Kyle Rosenkrans is a first-generation college graduate from New Jersey who went on to become a civil rights attorney, law professor, and public policy advocate. He is Executive Director of the New Jersey Children’s Foundation.
There’s a thing that happens when you do anything that supports charter schools: you get labeled “pro-charter” and then, magically, your views on basically every other issue in education get disqualified by some. You’d be surprised at the amount of time some people spend worrying about whether they’ll get invited to certain events, or what job opportunities they might lose, if they decide to support a charter school initiative. It’s toxic, reductive, and intellectually dishonest to suggest that to be pro-charter is somehow anti-district.
I’m past the point of caring about these kinds of things, so I’ll just say what I believe: the New Jersey Department of Education was right when they approved the renewal, expansion and merger of several Newark charter schools earlier this month. The expansion of charter schools in Newark was a critical ingredient in the decade-long formula for improving educational outcomes for Newark children prior to COVID (which has been studied extensively). In the post-pandemic era, their approach to boosting student learning is needed even more.
I’ve been critical of the NJDOE’s decisions in recent years, so it’s only fair that I commend them here. They clearly spent a lot of time and deliberation on these decisions, with numerous site visits and the ability to evaluate real student learning data for the first time in 3 years. It’s no wonder that the good work of schools like North Star, Link, BRICK Achieve, People’s Prep, Discovery and others shined through that process.

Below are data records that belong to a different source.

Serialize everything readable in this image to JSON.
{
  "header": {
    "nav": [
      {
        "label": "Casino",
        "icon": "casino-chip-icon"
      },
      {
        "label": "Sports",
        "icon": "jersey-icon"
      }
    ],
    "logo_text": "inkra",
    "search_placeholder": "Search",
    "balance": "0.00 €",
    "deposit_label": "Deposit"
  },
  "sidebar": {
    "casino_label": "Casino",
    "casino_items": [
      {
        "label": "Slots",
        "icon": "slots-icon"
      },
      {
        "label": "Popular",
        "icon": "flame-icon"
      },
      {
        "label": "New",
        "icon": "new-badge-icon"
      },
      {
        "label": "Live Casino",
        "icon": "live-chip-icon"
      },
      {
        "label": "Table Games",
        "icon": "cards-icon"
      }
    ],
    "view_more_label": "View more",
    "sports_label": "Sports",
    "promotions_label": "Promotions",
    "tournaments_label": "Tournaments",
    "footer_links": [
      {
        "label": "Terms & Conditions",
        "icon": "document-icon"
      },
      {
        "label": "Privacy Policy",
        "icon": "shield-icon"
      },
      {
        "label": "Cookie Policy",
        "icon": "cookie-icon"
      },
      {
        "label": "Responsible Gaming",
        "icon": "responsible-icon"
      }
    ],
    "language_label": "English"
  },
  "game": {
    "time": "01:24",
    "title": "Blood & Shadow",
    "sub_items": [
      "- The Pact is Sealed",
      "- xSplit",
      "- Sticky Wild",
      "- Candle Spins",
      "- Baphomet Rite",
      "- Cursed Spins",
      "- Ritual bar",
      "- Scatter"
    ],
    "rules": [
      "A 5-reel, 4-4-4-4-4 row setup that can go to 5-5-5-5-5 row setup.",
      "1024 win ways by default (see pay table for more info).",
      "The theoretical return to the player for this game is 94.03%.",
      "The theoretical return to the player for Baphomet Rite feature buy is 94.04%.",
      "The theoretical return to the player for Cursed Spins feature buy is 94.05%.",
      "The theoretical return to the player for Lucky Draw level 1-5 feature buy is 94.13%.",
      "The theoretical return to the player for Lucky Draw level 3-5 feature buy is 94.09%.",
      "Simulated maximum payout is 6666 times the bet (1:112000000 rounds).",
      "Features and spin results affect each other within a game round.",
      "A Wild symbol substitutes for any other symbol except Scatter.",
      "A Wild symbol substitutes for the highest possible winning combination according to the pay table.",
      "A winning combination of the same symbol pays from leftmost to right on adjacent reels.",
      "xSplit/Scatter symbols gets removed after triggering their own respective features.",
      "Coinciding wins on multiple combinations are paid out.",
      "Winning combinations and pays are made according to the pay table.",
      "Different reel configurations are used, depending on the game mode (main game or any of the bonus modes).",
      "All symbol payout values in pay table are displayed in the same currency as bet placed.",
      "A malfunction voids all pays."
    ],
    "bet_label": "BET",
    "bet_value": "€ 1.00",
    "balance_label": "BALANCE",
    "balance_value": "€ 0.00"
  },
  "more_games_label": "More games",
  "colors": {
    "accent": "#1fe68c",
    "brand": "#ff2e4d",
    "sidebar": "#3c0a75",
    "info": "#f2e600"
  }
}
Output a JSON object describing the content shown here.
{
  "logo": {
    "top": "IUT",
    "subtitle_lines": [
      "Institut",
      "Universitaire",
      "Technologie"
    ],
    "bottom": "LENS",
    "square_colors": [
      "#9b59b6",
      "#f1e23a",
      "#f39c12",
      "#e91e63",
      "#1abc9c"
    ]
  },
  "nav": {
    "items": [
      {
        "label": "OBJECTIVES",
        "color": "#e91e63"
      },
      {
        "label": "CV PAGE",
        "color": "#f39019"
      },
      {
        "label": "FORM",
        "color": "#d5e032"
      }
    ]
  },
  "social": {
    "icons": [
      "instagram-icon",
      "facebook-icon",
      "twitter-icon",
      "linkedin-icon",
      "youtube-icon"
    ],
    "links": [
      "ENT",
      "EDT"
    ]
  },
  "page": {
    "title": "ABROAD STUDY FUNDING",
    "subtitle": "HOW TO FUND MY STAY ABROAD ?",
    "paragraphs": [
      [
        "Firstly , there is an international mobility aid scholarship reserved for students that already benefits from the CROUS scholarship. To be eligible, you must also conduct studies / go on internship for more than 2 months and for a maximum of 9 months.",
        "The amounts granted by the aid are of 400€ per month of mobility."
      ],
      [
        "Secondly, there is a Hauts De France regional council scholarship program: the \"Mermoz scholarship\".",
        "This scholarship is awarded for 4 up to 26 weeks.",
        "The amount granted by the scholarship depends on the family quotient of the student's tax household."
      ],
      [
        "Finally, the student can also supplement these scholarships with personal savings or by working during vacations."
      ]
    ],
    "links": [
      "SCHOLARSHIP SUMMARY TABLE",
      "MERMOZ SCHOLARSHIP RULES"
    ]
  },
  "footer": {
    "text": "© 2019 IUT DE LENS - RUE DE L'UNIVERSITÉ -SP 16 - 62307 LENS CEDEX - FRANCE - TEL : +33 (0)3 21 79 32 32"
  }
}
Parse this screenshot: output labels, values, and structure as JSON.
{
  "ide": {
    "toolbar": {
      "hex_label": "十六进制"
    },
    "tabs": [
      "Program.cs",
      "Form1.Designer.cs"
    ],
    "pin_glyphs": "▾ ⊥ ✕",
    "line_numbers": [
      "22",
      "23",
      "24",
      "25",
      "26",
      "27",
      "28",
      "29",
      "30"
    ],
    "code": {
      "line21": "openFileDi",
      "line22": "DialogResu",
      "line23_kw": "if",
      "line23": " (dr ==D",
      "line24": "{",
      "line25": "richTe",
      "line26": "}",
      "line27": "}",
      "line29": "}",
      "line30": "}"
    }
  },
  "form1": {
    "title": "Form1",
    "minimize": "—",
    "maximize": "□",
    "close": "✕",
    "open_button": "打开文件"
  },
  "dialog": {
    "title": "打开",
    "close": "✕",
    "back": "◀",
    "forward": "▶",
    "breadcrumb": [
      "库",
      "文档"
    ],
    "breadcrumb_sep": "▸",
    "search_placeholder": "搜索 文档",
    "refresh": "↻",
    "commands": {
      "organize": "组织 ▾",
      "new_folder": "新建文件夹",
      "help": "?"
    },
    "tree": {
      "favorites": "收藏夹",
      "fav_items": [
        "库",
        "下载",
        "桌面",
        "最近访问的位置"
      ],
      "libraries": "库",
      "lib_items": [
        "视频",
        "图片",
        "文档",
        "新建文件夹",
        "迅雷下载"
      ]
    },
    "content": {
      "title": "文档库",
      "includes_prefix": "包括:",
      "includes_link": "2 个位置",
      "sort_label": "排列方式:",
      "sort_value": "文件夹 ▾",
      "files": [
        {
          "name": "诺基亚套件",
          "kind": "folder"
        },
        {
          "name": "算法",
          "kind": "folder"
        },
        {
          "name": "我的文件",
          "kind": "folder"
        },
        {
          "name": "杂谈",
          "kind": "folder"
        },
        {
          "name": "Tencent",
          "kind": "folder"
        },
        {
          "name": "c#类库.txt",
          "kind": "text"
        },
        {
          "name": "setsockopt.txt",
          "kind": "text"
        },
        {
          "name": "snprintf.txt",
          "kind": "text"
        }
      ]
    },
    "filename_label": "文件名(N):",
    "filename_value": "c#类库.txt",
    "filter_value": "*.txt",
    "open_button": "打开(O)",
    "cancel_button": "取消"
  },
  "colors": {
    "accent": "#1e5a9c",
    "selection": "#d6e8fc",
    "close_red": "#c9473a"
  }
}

The most exciting part is that charter growth today does not need to be a zero-sum proposition: Newark is a thriving city with a growing population that is leading to increases in student enrollment–unlike many other major cities in post-pandemic America. It’s also a place where annual state aid has increased more than $320M since 2015, local tax revenue is up more than $40M, and there’s nearly half a billion in federal stimulus dollars earmarked for public schools in the city. Therefore, the growth of charter schools does not have to come at the expense of the district in an environment where both funding and enrollment are going up.
You may still hear some people falsely claim that these decisions will nonetheless require the district to close schools. These are nothing but lies that exploit people’s worst fears. It also belies the last five years of experience in Newark. Since 2018, we have seen significant growth in BOTH high performing charter schools and new district schools in Newark. We can debate the wisdom of the district’s growth strategy, but what cannot be debated is that the growth of charters did not result in district school closures–and in fact, the district launched NEW schools. So why would that pattern change now?
Don’t believe the hype: it is indeed possible to support BOTH the success of the district schools and the growth of high-performing charters.